Earlier this week, Pediatrics magazine published a study reporting that approximately 1 in every 3 Americans are arrested by the time they turn 23-years-old, a significantly higher number from the 22% estimated by a 1965 study.
There are many ambiguities within the report: The crimes committed are not specified, although minor traffic violations were not counted; also, the race, gender, and socioeconomic status of the participants were not disclosed. But the statistic alone should force us to reflect on the problems it raises.
The study is alarming for a number of reasons. First, because according to another recently published report by the FBI, violent and property-related crime has gone down, meaning that young people are being arrested for pettier offenses in larger numbers. Though the study doesn't break down the crimes people were arrested for, the report also implies one possible reason: drug use, and specifically marijuana. Nearly 750,000 people are arrested each year on marijuana possession, with young black people arrested at seven times the rate as white Americans (and still pot use continues to grow among high schoolers). It is clear that the rate of arrest doesn't lead to prevention of crime; instead, it leads to incredibly unbalanced prison populations and a widening divide between the inner-cities and the rest of America.
There are two conclusions to be drawn, both of which are equally frightening: One, that the prevalence of mental diseases or imbalances is growing, unchecked by schools, families, and mental health professionals, and causing more and more young people to commit crimes. The other is that young people — poor black young men, in particular — are slowly being pushed out of mainstream society. With criminal records, finding a job or applying for public housing becomes difficult; as for being taken out of society for months or years at a time, it can be even more damaging and permanently disrupt someone's education or work. What's more, being pulled out of society can increase feelings of alienation and separation.
This is clearly not a problem that should go unchecked.
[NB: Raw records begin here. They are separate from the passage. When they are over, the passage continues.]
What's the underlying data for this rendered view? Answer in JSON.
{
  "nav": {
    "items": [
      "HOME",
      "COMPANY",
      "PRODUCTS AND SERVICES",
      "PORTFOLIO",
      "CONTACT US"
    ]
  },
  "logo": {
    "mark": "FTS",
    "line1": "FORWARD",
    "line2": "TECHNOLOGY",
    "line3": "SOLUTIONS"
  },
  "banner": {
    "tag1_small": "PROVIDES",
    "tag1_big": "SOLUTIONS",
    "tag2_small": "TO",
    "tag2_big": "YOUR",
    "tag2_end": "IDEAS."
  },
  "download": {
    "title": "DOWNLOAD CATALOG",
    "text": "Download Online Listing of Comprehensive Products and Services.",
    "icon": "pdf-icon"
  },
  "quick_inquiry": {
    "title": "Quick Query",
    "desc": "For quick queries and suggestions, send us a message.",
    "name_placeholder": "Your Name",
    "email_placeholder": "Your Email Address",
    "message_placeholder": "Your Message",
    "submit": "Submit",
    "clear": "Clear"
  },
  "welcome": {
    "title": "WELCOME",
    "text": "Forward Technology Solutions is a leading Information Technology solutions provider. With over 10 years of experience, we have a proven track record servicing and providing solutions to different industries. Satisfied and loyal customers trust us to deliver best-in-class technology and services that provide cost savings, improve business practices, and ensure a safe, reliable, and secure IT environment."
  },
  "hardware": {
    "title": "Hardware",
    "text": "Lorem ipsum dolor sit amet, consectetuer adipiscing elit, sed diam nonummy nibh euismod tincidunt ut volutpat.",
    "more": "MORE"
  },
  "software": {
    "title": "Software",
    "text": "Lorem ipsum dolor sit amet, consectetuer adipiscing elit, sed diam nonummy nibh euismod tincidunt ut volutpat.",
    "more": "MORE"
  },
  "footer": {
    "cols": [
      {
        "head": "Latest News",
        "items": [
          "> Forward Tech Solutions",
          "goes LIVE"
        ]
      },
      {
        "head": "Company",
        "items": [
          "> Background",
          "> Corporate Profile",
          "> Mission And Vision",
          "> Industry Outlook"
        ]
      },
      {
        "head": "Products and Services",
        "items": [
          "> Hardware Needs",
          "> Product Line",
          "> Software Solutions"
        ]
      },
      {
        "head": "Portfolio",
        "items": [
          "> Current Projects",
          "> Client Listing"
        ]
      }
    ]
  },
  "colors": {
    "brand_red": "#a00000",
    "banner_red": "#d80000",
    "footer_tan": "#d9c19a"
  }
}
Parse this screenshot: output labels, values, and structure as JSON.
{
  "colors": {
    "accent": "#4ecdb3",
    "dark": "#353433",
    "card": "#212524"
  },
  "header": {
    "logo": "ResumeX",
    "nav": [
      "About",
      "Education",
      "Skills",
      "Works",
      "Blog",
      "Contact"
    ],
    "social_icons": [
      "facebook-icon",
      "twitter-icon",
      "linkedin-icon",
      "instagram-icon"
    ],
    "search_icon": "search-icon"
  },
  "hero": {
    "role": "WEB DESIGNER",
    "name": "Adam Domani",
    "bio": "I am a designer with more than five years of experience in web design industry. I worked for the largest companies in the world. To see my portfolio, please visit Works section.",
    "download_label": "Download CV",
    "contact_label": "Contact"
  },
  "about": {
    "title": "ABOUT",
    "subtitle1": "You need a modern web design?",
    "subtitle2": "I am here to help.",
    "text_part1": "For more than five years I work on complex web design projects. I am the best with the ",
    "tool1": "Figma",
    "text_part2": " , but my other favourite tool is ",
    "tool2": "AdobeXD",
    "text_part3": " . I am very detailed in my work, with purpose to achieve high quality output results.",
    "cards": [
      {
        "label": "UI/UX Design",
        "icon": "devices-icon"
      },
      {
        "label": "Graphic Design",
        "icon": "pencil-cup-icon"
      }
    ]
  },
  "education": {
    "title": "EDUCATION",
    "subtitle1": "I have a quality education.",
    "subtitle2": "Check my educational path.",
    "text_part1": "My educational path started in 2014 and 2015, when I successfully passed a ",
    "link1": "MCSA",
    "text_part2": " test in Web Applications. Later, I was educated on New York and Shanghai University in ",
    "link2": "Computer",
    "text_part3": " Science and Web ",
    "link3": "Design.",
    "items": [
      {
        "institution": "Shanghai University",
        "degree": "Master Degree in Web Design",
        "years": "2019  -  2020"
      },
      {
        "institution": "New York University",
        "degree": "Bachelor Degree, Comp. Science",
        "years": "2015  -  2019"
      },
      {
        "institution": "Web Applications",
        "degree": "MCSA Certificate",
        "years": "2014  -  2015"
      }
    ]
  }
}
This study has opened up a discussion that should not be ignored by the government when dealing with prisons — many of which are privately owned and therefore have an incentive to increase arrest rates. Otherwise, we risk alienating generations and generations of young Americans.
Photo Credit: Thomas Hawk